As for Iraq, it constitutes an essential outlet for Iran. The trade between these two countries could amount to as much as 20 billion dollars (15.1 billion pounds sterling) per annum as opposed to 12 billion (9) today. On 12 November the State-owned Iranian Railways disclosed the details of a project to build a line between the border crossing at Shalamcheh and the port of Bassora and on to the Syrian port of Latakia. Iranian exports to Iraq rose by 45% from mid-March to mid-October 2018 and may well be about to surpass those to China.
An uncertain geopolitical impact

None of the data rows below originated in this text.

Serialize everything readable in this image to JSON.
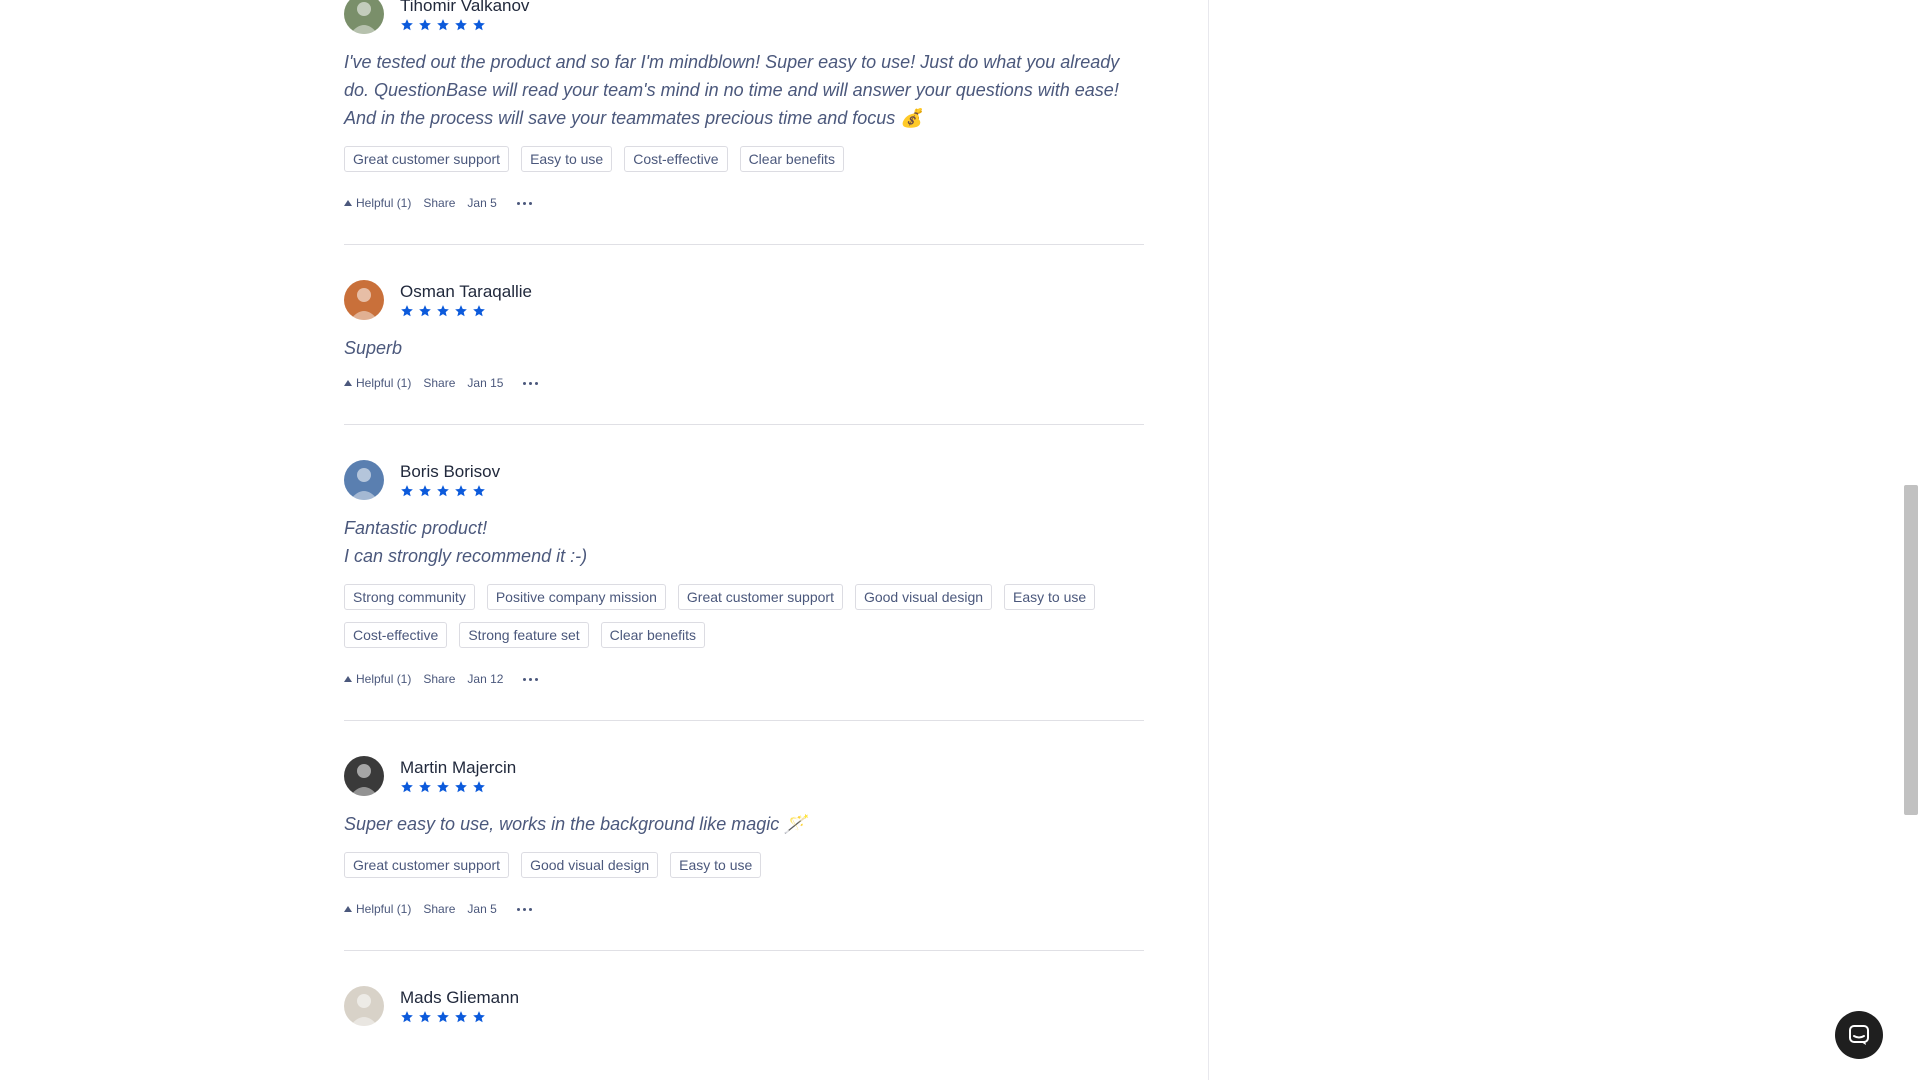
{
  "reviews": [
    {
      "author": "Tihomir Valkanov",
      "rating": 5,
      "body": "I've tested out the product and so far I'm mindblown! Super easy to use! Just do what you already do. QuestionBase will read your team's mind in no time and will answer your questions with ease! And in the process will save your teammates precious time and focus 💰",
      "tags": [
        "Great customer support",
        "Easy to use",
        "Cost-effective",
        "Clear benefits"
      ],
      "helpful": "Helpful (1)",
      "share": "Share",
      "date": "Jan 5",
      "avatar_color": "#7a8f6a"
    },
    {
      "author": "Osman Taraqallie",
      "rating": 5,
      "body": "Superb",
      "tags": [],
      "helpful": "Helpful (1)",
      "share": "Share",
      "date": "Jan 15",
      "avatar_color": "#c9703a"
    },
    {
      "author": "Boris Borisov",
      "rating": 5,
      "body": "Fantastic product!\nI can strongly recommend it :-)",
      "tags": [
        "Strong community",
        "Positive company mission",
        "Great customer support",
        "Good visual design",
        "Easy to use",
        "Cost-effective",
        "Strong feature set",
        "Clear benefits"
      ],
      "helpful": "Helpful (1)",
      "share": "Share",
      "date": "Jan 12",
      "avatar_color": "#5a7fb0"
    },
    {
      "author": "Martin Majercin",
      "rating": 5,
      "body": "Super easy to use, works in the background like magic 🪄",
      "tags": [
        "Great customer support",
        "Good visual design",
        "Easy to use"
      ],
      "helpful": "Helpful (1)",
      "share": "Share",
      "date": "Jan 5",
      "avatar_color": "#3a3a3a"
    },
    {
      "author": "Mads Gliemann",
      "rating": 5,
      "body": "",
      "tags": [],
      "helpful": "",
      "share": "",
      "date": "",
      "avatar_color": "#d8d2c8"
    }
  ],
  "colors": {
    "star": "#0c5adb",
    "text_primary": "#21293c",
    "text_secondary": "#4b587c"
  },
  "icons": {
    "helpful": "arrow-up-icon",
    "more": "more-icon",
    "chat": "chat-icon"
  }
}
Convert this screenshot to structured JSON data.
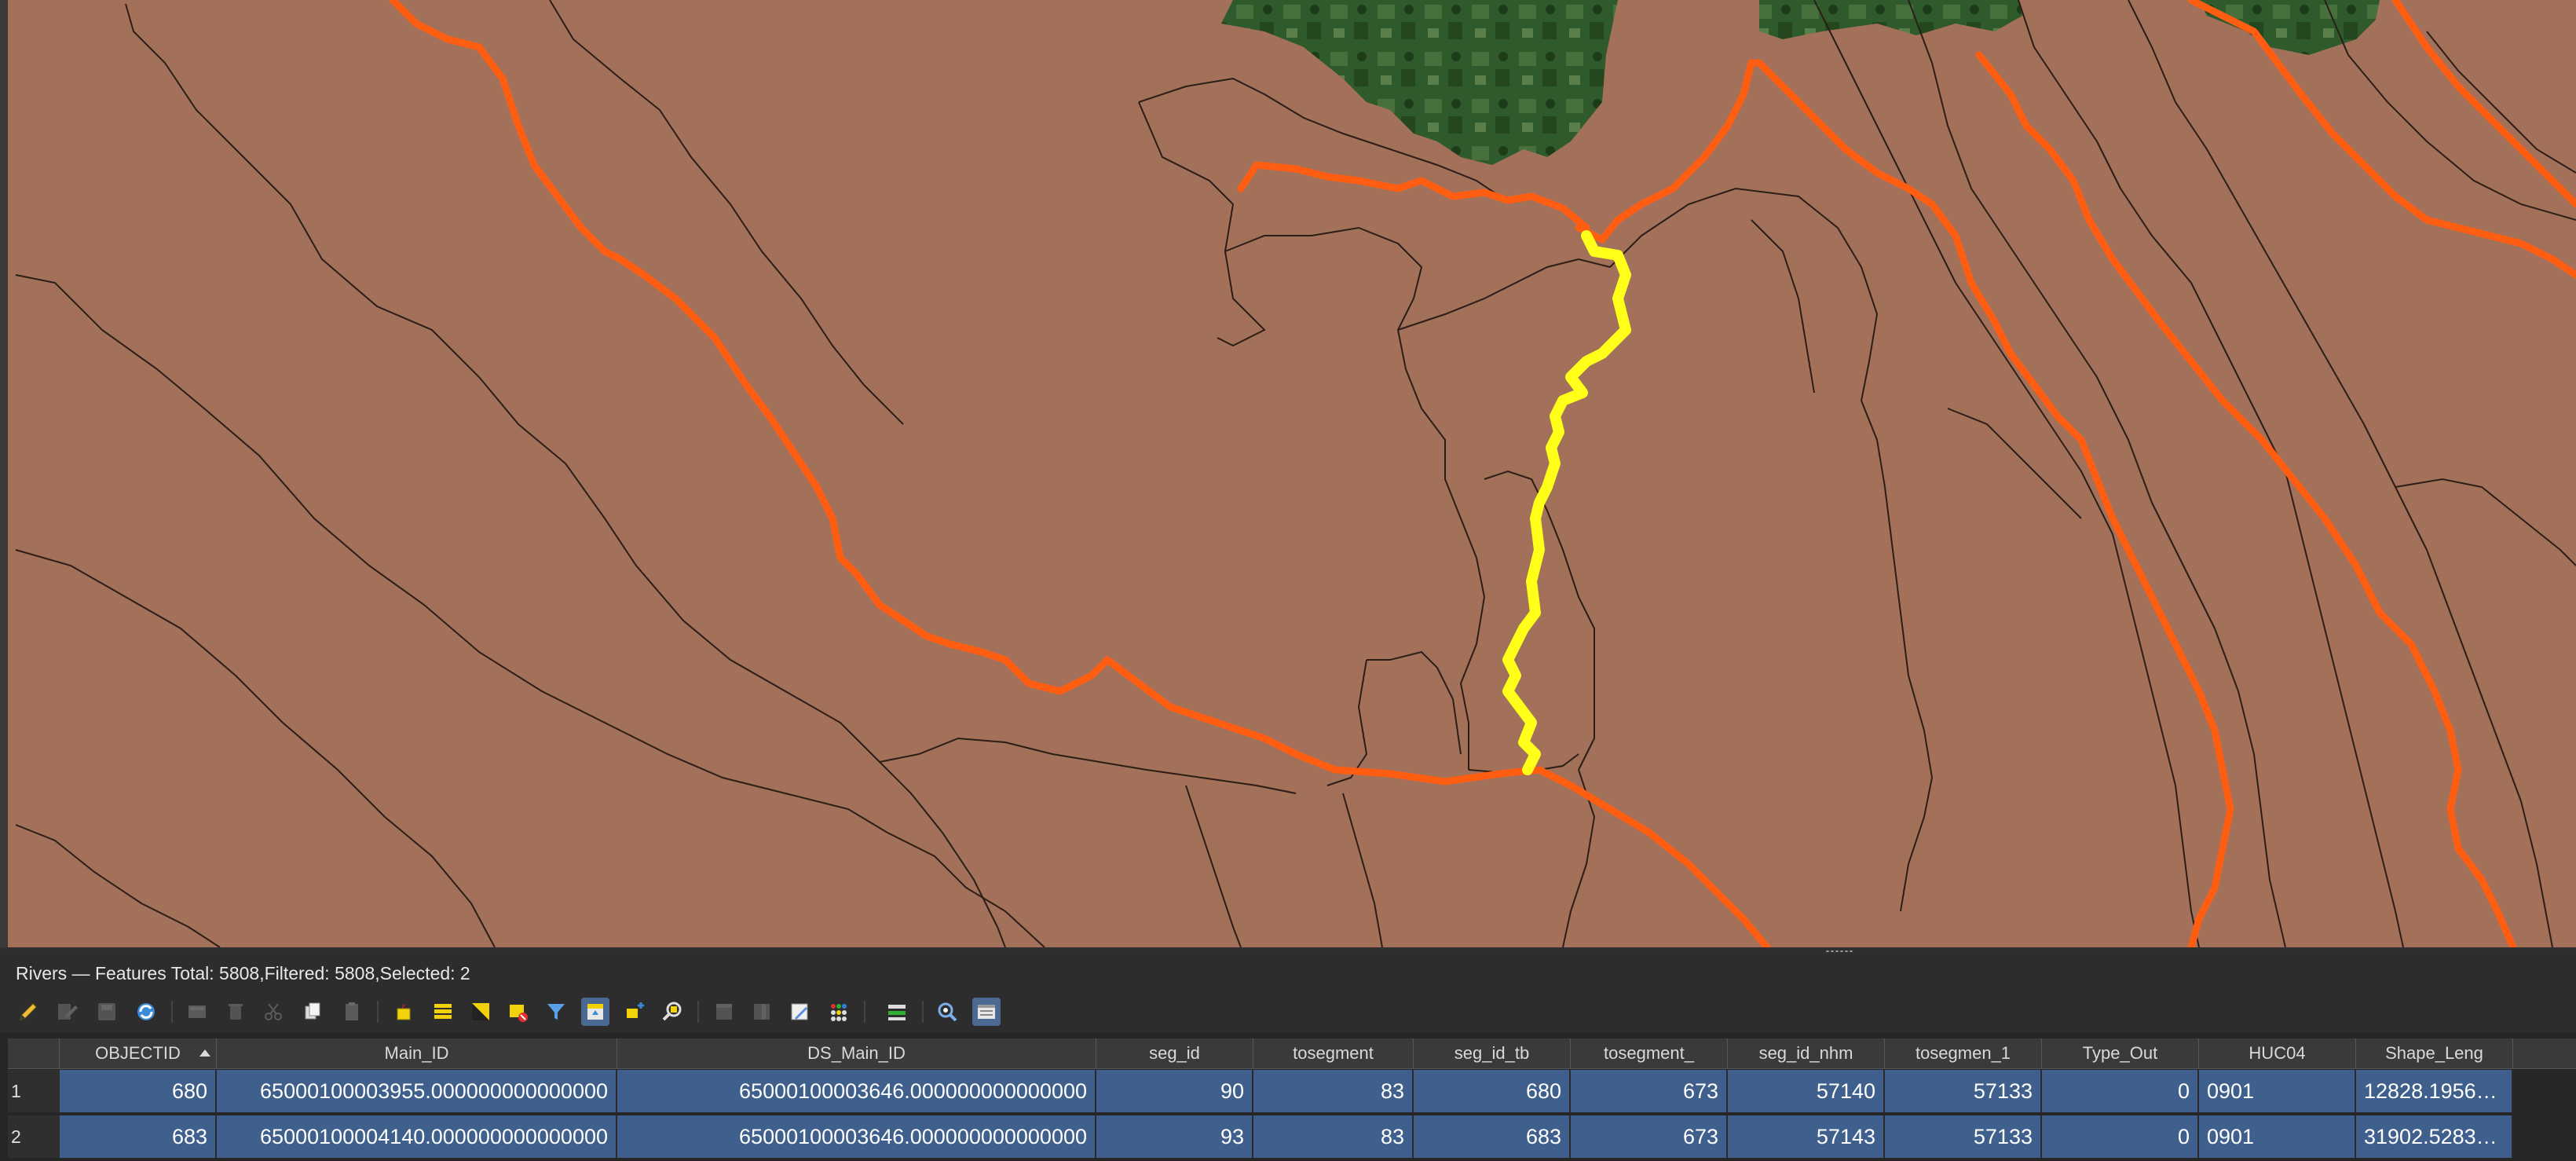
{
  "status": {
    "text": "Rivers — Features Total: 5808,Filtered: 5808,Selected: 2"
  },
  "colors": {
    "map_background": "#a3705a",
    "river": "#ff5e12",
    "selected_river": "#ffff1a",
    "boundary": "#2b1e16",
    "selected_row": "#3f5f8c"
  },
  "map": {
    "layers": [
      "imagery",
      "watershed-boundaries",
      "rivers",
      "selected-rivers"
    ],
    "selected_feature_count": 2
  },
  "toolbar": {
    "buttons": [
      {
        "name": "toggle-editing-icon",
        "state": "normal"
      },
      {
        "name": "multi-edit-icon",
        "state": "disabled"
      },
      {
        "name": "save-edits-icon",
        "state": "disabled"
      },
      {
        "name": "reload-table-icon",
        "state": "normal"
      },
      {
        "name": "add-feature-icon",
        "state": "disabled"
      },
      {
        "name": "delete-features-icon",
        "state": "disabled"
      },
      {
        "name": "cut-icon",
        "state": "disabled"
      },
      {
        "name": "copy-icon",
        "state": "normal"
      },
      {
        "name": "paste-icon",
        "state": "disabled"
      },
      {
        "name": "select-by-expression-icon",
        "state": "normal"
      },
      {
        "name": "select-all-icon",
        "state": "normal"
      },
      {
        "name": "invert-selection-icon",
        "state": "normal"
      },
      {
        "name": "deselect-all-icon",
        "state": "normal"
      },
      {
        "name": "filter-select-icon",
        "state": "normal"
      },
      {
        "name": "move-selection-to-top-icon",
        "state": "active"
      },
      {
        "name": "pan-to-selection-icon",
        "state": "normal"
      },
      {
        "name": "zoom-to-selection-icon",
        "state": "normal"
      },
      {
        "name": "new-field-icon",
        "state": "disabled"
      },
      {
        "name": "delete-field-icon",
        "state": "disabled"
      },
      {
        "name": "field-calculator-icon",
        "state": "normal"
      },
      {
        "name": "conditional-formatting-icon",
        "state": "normal"
      },
      {
        "name": "actions-icon",
        "state": "normal"
      },
      {
        "name": "dock-table-icon",
        "state": "normal"
      },
      {
        "name": "form-view-icon",
        "state": "normal"
      }
    ]
  },
  "table": {
    "columns": [
      "OBJECTID",
      "Main_ID",
      "DS_Main_ID",
      "seg_id",
      "tosegment",
      "seg_id_tb",
      "tosegment_",
      "seg_id_nhm",
      "tosegmen_1",
      "Type_Out",
      "HUC04",
      "Shape_Leng"
    ],
    "sorted_column": "OBJECTID",
    "sort_order": "ascending",
    "rows": [
      {
        "num": "1",
        "cells": [
          "680",
          "65000100003955.000000000000000",
          "65000100003646.000000000000000",
          "90",
          "83",
          "680",
          "673",
          "57140",
          "57133",
          "0",
          "0901",
          "12828.19565..."
        ]
      },
      {
        "num": "2",
        "cells": [
          "683",
          "65000100004140.000000000000000",
          "65000100003646.000000000000000",
          "93",
          "83",
          "683",
          "673",
          "57143",
          "57133",
          "0",
          "0901",
          "31902.52838..."
        ]
      }
    ]
  }
}
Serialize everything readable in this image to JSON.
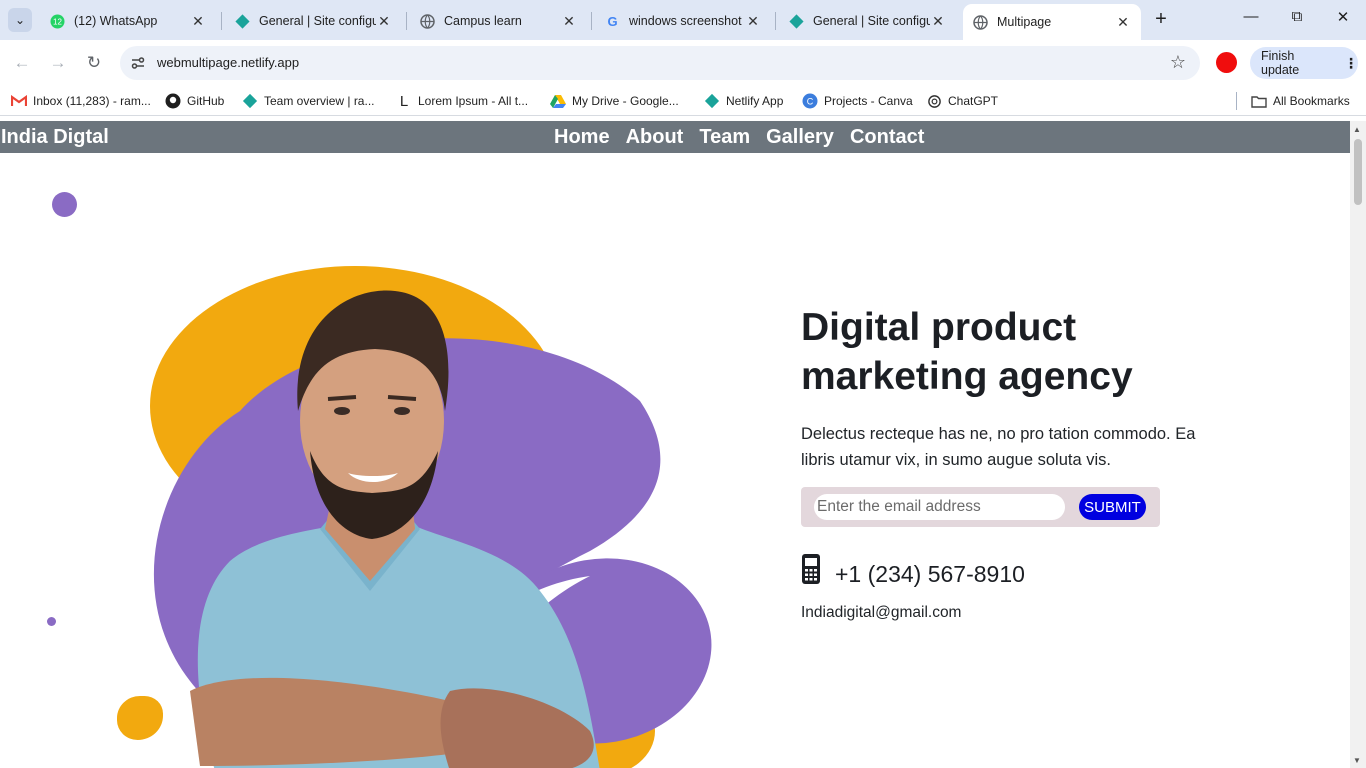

“The variations in Iran’s wealth and economic performances have had only a minor impact on its regional policy orientations.” Such is the verdict of a study produced by The International Crisis Group (ICG) on the correlation between the Iranian economy under sanction and the country’s regional behaviour over a period of forty years. Of course Iran’s financial and military potential cannot be compared with those of its military rivals in the region, its defence budget is smaller than either those of Riyadh or Tel Aviv. It’s weaponry is out of date and less sophisticated. Its offensive and defensive capacities rest mainly on its arsenal of ballistic missiles. However, the period 2011–2015 corresponds to Iran’s most significant regional expansion despite the sanctions and its international isolation: it has transferred more arms to its regional allies than ever before. The lifting of sanctions did not modify in any way its regional activities, which belies the assumption that they would be bolstered by the nuclear agreement. From Lebanon to Iraq and to Yemen, Iran was able to increase its influence, take advantage of its adversaries’ mistakes and fill security vacuums created by these failing states.
The lack of any dialogue and of any alternative plan B might lead to a stalemate and fresh escalation in the region. In such a context, Iran would be more likely to activate its regional relays and exacerbate tensions than return to the negotiating table. Thus there is little probability that this strategy of the stick without the carrot can produce any results. In fact there is a strong likelihood that it will backfire on the US, which ought to realise they have cause for worry, now that other governments are giving thought to ways of replacing the dominance of the dollar, especially for oil transactions. In the long run, we might then witness an erosion of the effectiveness of sanctions as a diplomatic weapon and the emergence of rival economic areas capable of operating independently of American pressures.
1In 2014 the French bank BNP Paribas was already a victim of this US policy when it had to pay a record fine of 7.75 billion pounds sterling (10.1 billion dollars) for having done business with countries under US sanctions.
2Interview broadcast by Europe 1, RMC and BFMTV on 19 June 2018.
3Fereydoun Khavand, « Retour des sanctions américaines contre l’Iran. De lourds enjeux politiques et économiques », Diplomatie, n° 95.